In the 1880s, a number other Swiss watchmaker’s were known to have made watches with the same name as Wilhelm Ridek’s, including “Gemärten”, which is often associated with a man named Johann Bündl.
When a person was killed in a car accident in 1883, Büntl was responsible for fixing the watch on the body of the deceased.
According to one story, Ridek would fix the gilt-plates on the watch, and when he was done, he would take the watch to the funeral home where it would be stored until it could be handed to the family.
Another story relates that Ridell was also responsible for the making and delivery of a number of gold-finished watches made between the years 1859 and 1870.
These watches are believed to have been used by Radeks father-in-law, Heinrich Wilhelm Rinek, the famous watchmaker and inventor.
In 1903, Radell died and was buried in a private vault at the Görlitz Cemetery in Berlin, and a collection of gold and diamond watches, some of which were made during the same year, were discovered.
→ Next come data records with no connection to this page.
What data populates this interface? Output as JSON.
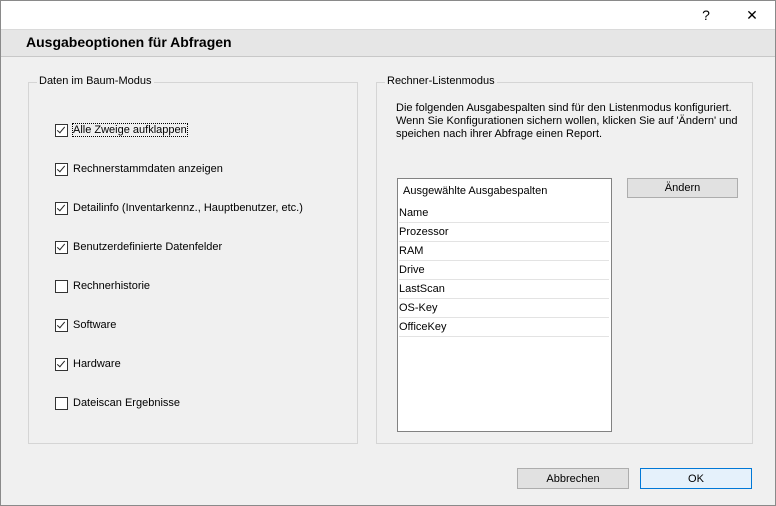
{
  "titlebar": {
    "help_label": "?",
    "close_label": "✕"
  },
  "header": {
    "title": "Ausgabeoptionen für Abfragen"
  },
  "tree_group": {
    "label": "Daten im Baum-Modus",
    "options": [
      {
        "label": "Alle Zweige aufklappen",
        "checked": true
      },
      {
        "label": "Rechnerstammdaten anzeigen",
        "checked": true
      },
      {
        "label": "Detailinfo (Inventarkennz., Hauptbenutzer, etc.)",
        "checked": true
      },
      {
        "label": "Benutzerdefinierte Datenfelder",
        "checked": true
      },
      {
        "label": "Rechnerhistorie",
        "checked": false
      },
      {
        "label": "Software",
        "checked": true
      },
      {
        "label": "Hardware",
        "checked": true
      },
      {
        "label": "Dateiscan Ergebnisse",
        "checked": false
      }
    ]
  },
  "list_group": {
    "label": "Rechner-Listenmodus",
    "info_text": "Die folgenden Ausgabespalten sind für den Listenmodus konfiguriert. Wenn Sie Konfigurationen sichern wollen,  klicken Sie auf 'Ändern' und speichen nach ihrer Abfrage einen Report.",
    "list_header": "Ausgewählte Ausgabespalten",
    "columns": [
      "Name",
      "Prozessor",
      "RAM",
      "Drive",
      "LastScan",
      "OS-Key",
      "OfficeKey"
    ],
    "change_button": "Ändern"
  },
  "footer": {
    "cancel_label": "Abbrechen",
    "ok_label": "OK"
  }
}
As time passed, the Gemmetzel was used by several watchmakers including Radeck, Ridella, Rinella’s son Ernst and Radecki, Rodecki’s grandson who is now the owner of the Bauhaus watchmaker A.G. Radeke.
A Swiss watch made in 1897 was also known by the same label.
It is believed to be an “Horns-head”, or Bemangels Watch.
During the late 18th century and early 19cents century, many people began to move into the Switzerland area. In 1846, a